The term "biodegradable" has been used over the past few years, to describe plastics or packaging that could potentially be metabolized by microorganisms in nature, with complete breakdown to CO2/Methane, water and biomass. However, there is significant confusion and controversy surrounding biodegradable plastics since many suppliers have used the term to loosely describe their material/packaging without specifying the conditions under which the material would degrade in nature. For instance, some plastics (like PLA) will only degrade under industrial composting conditions, while some others (like PHA) can break down under a wider range of conditions and environments (industrial, backyard, marine). Given this widespread confusion and the misuse of the "biodegradable" term, many global government and industry organizations have issued guidelines to restrict or eliminate the unqualified use of biodegradable as a descriptor of plastics or packaging. These include the European Commission guidelines (European Plastics Strategy) and the Federal Trade Commission Green Guides in the US.
In line with such guidelines, Ubuntoo's recommends that companies providing biodegradable materials, products or packaging:
1.Avoid unqualified use of the term "biodegradable" to describe their products
2.Any claim of biodegradability should be accompanied by a description of specific conditions and environments under which the material or product will undergo degradation in nature
3.It is strongly recommended that companies provide globally accepted certifications or testing for various biodegradability claims (such as the BPA certification for industrial composting)
Further in line with the position articulated by the European Commission as well as major CPG companies, Ubuntoo recommends that "biodegradable" plastics should not be considered a solution for littering (or worse a license to litter). Appropriate collection and end-of-life solutions (such as industrial composting or home composting) need to be put into place to avoid biodegradable plastics ending up as litter in the environment.
Thank you for your interest in Ubuntoo. We’re excited that you’re here! To continue, you’ll need an account with us.
The Water Enhancing Technology company WET Global aims to eliminate single-use plastic water bottles and the micro-plastics they contain by supplying operators with Pure Ionic alkaline antioxidant water and reusable, brandable glass bottles.
The water we drink from taps or from plastic bottles can contain pollutants.

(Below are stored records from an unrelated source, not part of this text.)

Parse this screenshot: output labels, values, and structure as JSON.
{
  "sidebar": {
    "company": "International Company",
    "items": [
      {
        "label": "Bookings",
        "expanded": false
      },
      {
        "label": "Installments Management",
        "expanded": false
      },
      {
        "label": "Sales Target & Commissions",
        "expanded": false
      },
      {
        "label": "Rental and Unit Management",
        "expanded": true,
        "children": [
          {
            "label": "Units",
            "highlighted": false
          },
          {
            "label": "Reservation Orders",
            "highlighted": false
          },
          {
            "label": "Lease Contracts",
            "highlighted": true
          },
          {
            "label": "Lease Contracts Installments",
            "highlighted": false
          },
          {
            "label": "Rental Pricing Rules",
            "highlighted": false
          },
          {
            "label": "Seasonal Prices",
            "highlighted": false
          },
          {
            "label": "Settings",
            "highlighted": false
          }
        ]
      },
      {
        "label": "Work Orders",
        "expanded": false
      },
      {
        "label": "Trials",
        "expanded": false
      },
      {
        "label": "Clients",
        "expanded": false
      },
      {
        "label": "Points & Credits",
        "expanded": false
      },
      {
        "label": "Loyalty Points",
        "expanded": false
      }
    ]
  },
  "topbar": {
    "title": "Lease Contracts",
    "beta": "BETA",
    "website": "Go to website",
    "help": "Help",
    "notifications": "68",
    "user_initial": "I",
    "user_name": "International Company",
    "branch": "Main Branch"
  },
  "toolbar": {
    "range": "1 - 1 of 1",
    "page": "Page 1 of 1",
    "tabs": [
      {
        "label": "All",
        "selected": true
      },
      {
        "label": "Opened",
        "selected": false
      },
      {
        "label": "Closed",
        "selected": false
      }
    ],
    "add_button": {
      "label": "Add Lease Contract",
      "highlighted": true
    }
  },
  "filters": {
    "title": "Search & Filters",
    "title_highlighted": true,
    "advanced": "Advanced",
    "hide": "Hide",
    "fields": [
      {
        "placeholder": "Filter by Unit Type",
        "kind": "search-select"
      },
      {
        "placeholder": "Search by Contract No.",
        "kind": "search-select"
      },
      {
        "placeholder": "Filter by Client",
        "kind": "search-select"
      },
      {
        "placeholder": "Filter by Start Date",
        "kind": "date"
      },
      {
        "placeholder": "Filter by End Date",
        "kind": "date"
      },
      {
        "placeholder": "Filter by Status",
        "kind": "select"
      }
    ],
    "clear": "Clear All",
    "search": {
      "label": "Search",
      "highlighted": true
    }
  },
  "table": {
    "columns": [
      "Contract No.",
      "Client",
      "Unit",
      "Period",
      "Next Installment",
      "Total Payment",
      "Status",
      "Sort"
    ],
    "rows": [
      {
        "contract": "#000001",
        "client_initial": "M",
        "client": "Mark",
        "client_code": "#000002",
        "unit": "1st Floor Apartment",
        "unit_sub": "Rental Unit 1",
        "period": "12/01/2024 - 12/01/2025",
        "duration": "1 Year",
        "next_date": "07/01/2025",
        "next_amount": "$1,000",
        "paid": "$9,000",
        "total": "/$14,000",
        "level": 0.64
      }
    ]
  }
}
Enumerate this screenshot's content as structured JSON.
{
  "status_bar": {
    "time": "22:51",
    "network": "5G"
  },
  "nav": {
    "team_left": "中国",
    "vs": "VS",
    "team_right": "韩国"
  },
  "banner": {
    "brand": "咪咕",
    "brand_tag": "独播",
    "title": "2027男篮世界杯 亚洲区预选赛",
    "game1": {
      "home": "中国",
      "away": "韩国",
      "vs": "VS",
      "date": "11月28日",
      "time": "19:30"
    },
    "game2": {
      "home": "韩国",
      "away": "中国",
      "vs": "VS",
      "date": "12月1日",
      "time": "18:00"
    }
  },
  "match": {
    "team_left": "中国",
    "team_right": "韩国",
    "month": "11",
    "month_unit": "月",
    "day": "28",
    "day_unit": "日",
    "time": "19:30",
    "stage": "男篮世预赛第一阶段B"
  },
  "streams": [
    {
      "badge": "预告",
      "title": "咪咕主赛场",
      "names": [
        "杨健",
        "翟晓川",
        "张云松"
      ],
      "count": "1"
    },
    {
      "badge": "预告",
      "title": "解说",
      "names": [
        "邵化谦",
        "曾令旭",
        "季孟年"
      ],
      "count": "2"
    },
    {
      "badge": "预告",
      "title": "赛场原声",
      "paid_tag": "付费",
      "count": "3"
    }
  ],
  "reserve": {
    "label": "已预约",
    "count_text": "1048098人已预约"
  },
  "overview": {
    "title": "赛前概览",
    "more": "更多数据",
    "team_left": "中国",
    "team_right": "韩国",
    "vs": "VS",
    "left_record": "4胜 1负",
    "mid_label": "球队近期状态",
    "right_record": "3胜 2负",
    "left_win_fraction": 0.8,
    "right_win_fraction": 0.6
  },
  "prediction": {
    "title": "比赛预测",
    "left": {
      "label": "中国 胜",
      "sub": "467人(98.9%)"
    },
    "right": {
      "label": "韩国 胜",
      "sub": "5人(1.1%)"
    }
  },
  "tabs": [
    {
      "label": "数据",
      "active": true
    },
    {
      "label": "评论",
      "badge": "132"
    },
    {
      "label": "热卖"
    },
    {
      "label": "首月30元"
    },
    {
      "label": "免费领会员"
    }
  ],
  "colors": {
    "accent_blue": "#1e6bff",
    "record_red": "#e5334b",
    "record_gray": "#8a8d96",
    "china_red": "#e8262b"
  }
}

In many parts of the United Kingdom the water is hard, causing pips and heating boilers to block up with limescale which can also harbor bacteria. Until now, water softeners require salt tablets to function.

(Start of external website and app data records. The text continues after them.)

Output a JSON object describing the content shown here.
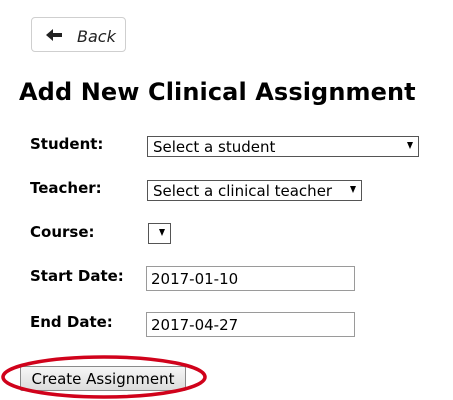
{
  "back_button": {
    "label": "Back",
    "icon": "arrow-left-icon"
  },
  "page_title": "Add New Clinical Assignment",
  "form": {
    "student": {
      "label": "Student:",
      "value": "Select a student"
    },
    "teacher": {
      "label": "Teacher:",
      "value": "Select a clinical teacher"
    },
    "course": {
      "label": "Course:",
      "value": ""
    },
    "start_date": {
      "label": "Start Date:",
      "value": "2017-01-10"
    },
    "end_date": {
      "label": "End Date:",
      "value": "2017-04-27"
    }
  },
  "submit_label": "Create Assignment",
  "colors": {
    "highlight": "#d0021b",
    "text": "#000000",
    "button_border": "#cfcfcf"
  }
}
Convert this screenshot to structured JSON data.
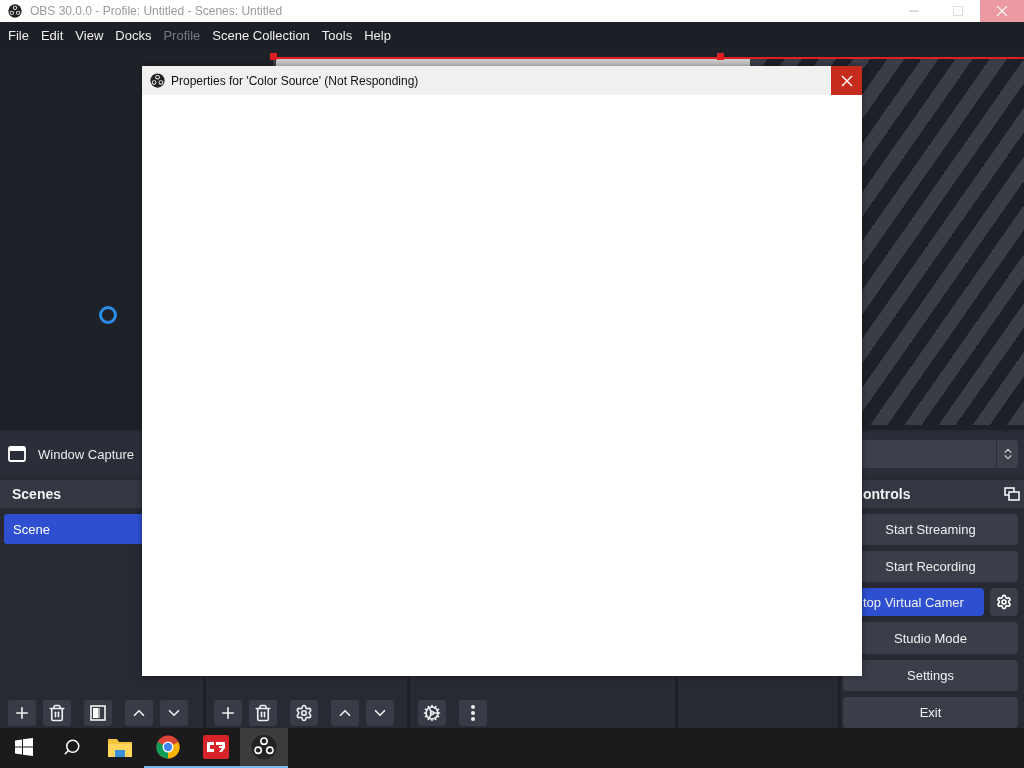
{
  "window": {
    "title": "OBS 30.0.0 - Profile: Untitled - Scenes: Untitled"
  },
  "menu": [
    {
      "label": "File",
      "disabled": false
    },
    {
      "label": "Edit",
      "disabled": false
    },
    {
      "label": "View",
      "disabled": false
    },
    {
      "label": "Docks",
      "disabled": false
    },
    {
      "label": "Profile",
      "disabled": true
    },
    {
      "label": "Scene Collection",
      "disabled": false
    },
    {
      "label": "Tools",
      "disabled": false
    },
    {
      "label": "Help",
      "disabled": false
    }
  ],
  "dialog": {
    "title": "Properties for 'Color Source' (Not Responding)"
  },
  "source_toolbar": {
    "source": "Window Capture"
  },
  "scenes": {
    "title": "Scenes",
    "items": [
      {
        "label": "Scene",
        "selected": true
      }
    ]
  },
  "controls": {
    "title": "ontrols",
    "buttons": [
      {
        "label": "Start Streaming",
        "kind": "plain",
        "active": false
      },
      {
        "label": "Start Recording",
        "kind": "plain",
        "active": false
      },
      {
        "label": "top Virtual Camer",
        "kind": "with_settings",
        "active": true
      },
      {
        "label": "Studio Mode",
        "kind": "plain",
        "active": false
      },
      {
        "label": "Settings",
        "kind": "plain",
        "active": false
      },
      {
        "label": "Exit",
        "kind": "plain",
        "active": false
      }
    ]
  },
  "taskbar": {
    "apps": [
      {
        "kind": "folder",
        "running": false,
        "active": false
      },
      {
        "kind": "browser",
        "running": true,
        "active": false
      },
      {
        "kind": "cvr",
        "running": true,
        "active": false
      },
      {
        "kind": "obs",
        "running": true,
        "active": true
      }
    ]
  }
}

WET Global's system requires no salts, chemical or power. It also helps the environment by cutting down the use of plastic water bottles. They do not ionize water or sell ionizing machines because they need power and produce waste. Instead, the company activates and alkalines the water naturally as well as distributing it in glass bottles to reduce plastic waste.
WET Global supplies pure, alkaline water for the hospitality industry using an innovative, workable, circular economic model with no cap ex for the bar, restaurant or hotel. Their CSR and passion is to reduce single use plastic water bottles which are polluting the earth and oceans. The company proudly supported Whole World Water in their initiative for the hospitality industry, designed to reduce carbon footprint, eliminate plastic waste and improve health while also raising investment for the over one billion people who don’t have access to clean and safe drinking water globally. Wet Global aims to continue this initiative with The Water Smart Foundation working towards the United Nations Sustainable Development Goals.
WET Global also installs their water enhancement system at no cost, raising funds from literage used or a small donation on customer bills to install fountains in public places and schools and to support related campaigns such as London’s OneLess and the global SeeChange project.